■ **THE PROBLEM**: Every record below should be retyped exactly, and no picture should appear in the copy.

■ **RECORDS SUPPLIED**:
# # # # # # #

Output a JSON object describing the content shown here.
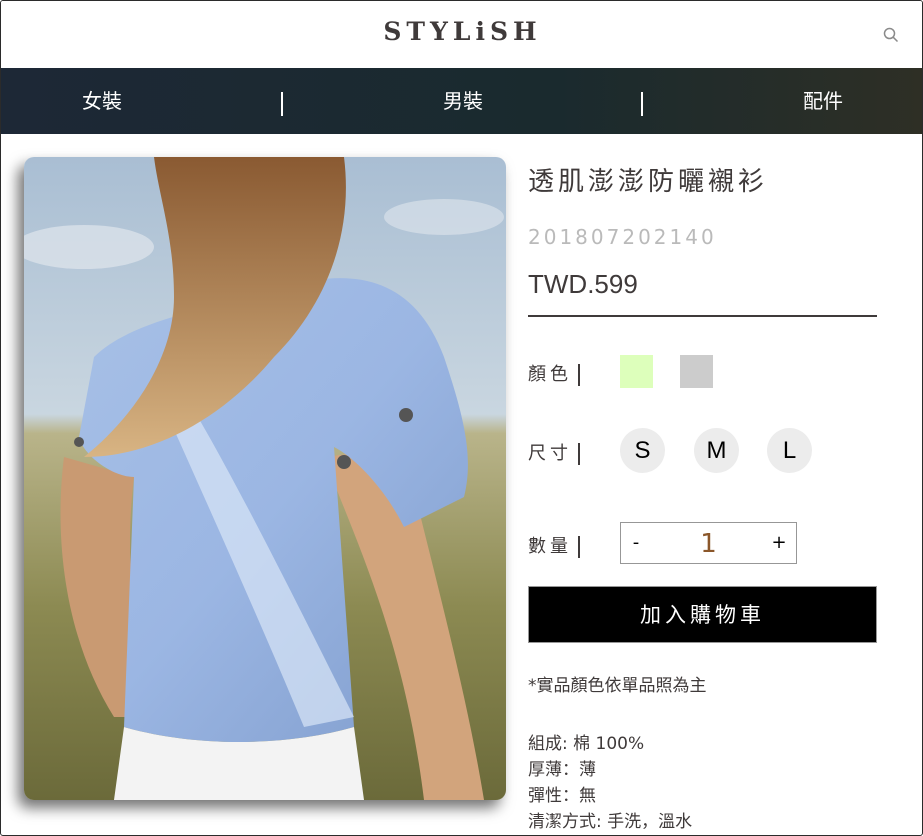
{
  "brand": {
    "logo_text": "STYLiSH"
  },
  "nav": {
    "items": [
      "女裝",
      "男裝",
      "配件"
    ]
  },
  "product": {
    "title": "透肌澎澎防曬襯衫",
    "id": "201807202140",
    "price": "TWD.599",
    "color_label": "顏色",
    "colors": [
      "#DDFFBB",
      "#CCCCCC"
    ],
    "size_label": "尺寸",
    "sizes": [
      "S",
      "M",
      "L"
    ],
    "quantity_label": "數量",
    "quantity": {
      "minus": "-",
      "value": "1",
      "plus": "+"
    },
    "add_to_cart": "加入購物車",
    "note": "*實品顏色依單品照為主",
    "specs": [
      "組成: 棉 100%",
      "厚薄：薄",
      "彈性：無",
      "清潔方式: 手洗，溫水"
    ]
  },
  "icons": {
    "search": "search-icon"
  },
  "colors": {
    "nav_bg": "#1d2836",
    "button_bg": "#000000",
    "qty_value": "#8b572a",
    "text": "#3f3a3a"
  }
}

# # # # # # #

■ **ANSWER SPACE**:
Output a JSON object describing the content shown here.
{
  "brand": {
    "logo_text": "STYLiSH"
  },
  "nav": {
    "items": [
      "女裝",
      "男裝",
      "配件"
    ]
  },
  "product": {
    "title": "透肌澎澎防曬襯衫",
    "id": "201807202140",
    "price": "TWD.599",
    "color_label": "顏色",
    "colors": [
      "#DDFFBB",
      "#CCCCCC"
    ],
    "size_label": "尺寸",
    "sizes": [
      "S",
      "M",
      "L"
    ],
    "quantity_label": "數量",
    "quantity": {
      "minus": "-",
      "value": "1",
      "plus": "+"
    },
    "add_to_cart": "加入購物車",
    "note": "*實品顏色依單品照為主",
    "specs": [
      "組成: 棉 100%",
      "厚薄：薄",
      "彈性：無",
      "清潔方式: 手洗，溫水"
    ]
  },
  "icons": {
    "search": "search-icon"
  },
  "colors": {
    "nav_bg": "#1d2836",
    "button_bg": "#000000",
    "qty_value": "#8b572a",
    "text": "#3f3a3a"
  }
}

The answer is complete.